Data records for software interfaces

════════════════════

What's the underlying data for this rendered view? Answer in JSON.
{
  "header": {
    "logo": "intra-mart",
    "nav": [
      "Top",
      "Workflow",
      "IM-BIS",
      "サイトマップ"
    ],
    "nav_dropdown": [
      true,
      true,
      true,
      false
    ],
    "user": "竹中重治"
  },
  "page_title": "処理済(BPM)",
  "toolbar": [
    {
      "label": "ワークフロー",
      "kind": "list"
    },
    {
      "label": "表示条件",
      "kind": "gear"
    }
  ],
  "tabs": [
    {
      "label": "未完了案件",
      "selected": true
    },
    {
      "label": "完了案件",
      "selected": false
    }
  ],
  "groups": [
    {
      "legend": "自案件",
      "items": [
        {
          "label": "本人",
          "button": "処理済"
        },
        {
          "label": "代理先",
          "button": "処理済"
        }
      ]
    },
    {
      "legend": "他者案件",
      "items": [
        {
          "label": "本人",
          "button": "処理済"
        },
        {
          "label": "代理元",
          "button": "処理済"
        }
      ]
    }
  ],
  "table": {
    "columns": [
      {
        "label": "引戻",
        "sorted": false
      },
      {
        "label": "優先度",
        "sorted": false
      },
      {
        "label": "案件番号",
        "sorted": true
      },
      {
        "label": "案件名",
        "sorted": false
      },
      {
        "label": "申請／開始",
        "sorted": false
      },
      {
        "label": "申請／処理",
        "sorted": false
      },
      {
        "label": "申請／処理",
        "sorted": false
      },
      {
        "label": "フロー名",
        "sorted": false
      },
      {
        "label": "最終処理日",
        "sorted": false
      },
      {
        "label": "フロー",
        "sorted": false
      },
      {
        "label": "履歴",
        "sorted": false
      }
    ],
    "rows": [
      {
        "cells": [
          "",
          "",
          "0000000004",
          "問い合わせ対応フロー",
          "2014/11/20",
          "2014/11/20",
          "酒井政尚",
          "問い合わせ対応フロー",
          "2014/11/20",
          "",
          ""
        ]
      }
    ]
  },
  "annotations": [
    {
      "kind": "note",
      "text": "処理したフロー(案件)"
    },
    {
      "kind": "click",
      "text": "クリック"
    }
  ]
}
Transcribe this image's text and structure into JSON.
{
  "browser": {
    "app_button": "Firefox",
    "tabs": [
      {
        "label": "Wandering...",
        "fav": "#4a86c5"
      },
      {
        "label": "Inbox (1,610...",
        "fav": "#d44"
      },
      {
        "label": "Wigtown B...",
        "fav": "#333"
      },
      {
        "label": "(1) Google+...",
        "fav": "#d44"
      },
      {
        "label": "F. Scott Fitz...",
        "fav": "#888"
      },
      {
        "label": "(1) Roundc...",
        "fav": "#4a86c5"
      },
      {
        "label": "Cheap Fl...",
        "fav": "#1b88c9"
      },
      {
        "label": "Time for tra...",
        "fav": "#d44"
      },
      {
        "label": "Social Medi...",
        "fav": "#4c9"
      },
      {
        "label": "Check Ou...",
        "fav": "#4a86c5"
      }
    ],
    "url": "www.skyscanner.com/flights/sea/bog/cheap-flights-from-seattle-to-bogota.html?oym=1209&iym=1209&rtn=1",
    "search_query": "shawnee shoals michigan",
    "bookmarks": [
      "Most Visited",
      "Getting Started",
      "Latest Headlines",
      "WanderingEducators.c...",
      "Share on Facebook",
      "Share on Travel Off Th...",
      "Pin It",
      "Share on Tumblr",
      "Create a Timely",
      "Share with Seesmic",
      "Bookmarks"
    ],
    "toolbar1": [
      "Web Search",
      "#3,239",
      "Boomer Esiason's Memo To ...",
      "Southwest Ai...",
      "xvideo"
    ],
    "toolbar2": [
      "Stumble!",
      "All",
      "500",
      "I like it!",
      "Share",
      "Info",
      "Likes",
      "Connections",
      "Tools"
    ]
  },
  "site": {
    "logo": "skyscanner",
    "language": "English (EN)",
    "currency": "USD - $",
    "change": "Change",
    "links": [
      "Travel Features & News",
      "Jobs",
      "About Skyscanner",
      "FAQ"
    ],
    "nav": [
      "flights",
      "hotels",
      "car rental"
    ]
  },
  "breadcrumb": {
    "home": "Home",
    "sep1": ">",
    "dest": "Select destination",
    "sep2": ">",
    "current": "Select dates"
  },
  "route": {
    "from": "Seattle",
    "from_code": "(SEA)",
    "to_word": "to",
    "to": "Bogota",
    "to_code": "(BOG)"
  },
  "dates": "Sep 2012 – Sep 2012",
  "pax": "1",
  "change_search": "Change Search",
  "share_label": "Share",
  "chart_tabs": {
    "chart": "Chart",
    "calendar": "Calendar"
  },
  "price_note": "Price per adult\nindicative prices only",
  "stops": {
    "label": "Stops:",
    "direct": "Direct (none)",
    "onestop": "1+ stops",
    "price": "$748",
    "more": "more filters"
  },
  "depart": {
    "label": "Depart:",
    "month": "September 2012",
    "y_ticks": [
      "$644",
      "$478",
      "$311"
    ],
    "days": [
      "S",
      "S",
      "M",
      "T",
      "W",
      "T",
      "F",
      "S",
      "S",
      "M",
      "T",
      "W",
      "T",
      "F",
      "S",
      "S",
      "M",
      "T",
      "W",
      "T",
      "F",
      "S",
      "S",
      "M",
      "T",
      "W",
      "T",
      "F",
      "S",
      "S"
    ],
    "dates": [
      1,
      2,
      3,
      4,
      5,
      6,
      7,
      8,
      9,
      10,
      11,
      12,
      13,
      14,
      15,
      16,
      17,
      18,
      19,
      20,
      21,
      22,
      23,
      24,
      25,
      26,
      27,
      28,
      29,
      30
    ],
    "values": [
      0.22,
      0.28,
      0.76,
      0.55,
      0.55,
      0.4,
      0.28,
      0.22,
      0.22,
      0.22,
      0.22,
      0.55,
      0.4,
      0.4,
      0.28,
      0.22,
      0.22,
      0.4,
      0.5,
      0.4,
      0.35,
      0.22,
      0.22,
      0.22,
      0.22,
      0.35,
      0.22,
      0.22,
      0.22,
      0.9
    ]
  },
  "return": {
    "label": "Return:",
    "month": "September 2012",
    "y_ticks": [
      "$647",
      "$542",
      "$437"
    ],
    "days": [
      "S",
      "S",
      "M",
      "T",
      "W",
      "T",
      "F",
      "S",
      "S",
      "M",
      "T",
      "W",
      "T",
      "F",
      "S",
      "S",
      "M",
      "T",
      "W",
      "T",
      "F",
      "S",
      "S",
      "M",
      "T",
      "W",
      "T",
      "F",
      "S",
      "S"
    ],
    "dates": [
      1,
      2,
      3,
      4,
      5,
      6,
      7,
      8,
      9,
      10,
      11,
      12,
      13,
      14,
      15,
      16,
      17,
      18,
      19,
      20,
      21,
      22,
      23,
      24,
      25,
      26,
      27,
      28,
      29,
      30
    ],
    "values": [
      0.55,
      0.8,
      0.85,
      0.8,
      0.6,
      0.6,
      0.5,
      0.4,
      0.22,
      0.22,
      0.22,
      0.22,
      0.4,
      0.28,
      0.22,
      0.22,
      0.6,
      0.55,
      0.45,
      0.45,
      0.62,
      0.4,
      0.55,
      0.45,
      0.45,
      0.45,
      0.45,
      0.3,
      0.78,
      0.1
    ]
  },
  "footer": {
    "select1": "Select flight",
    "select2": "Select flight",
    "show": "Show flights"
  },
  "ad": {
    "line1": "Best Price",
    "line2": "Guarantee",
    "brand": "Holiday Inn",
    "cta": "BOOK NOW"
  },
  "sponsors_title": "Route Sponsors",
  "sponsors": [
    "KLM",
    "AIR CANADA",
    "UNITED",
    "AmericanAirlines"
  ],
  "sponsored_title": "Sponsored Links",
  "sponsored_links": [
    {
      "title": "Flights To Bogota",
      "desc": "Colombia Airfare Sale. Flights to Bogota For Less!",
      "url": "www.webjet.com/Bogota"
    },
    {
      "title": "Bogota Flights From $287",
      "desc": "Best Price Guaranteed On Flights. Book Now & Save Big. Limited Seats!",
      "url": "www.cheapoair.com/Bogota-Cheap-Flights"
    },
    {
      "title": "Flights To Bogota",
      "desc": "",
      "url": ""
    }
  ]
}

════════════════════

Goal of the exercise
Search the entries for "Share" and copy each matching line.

Task output
      "Share on Facebook",
      "Share on Travel Off Th...",
      "Share on Tumblr",
      "Share with Seesmic",
      "Share",
  "share_label": "Share",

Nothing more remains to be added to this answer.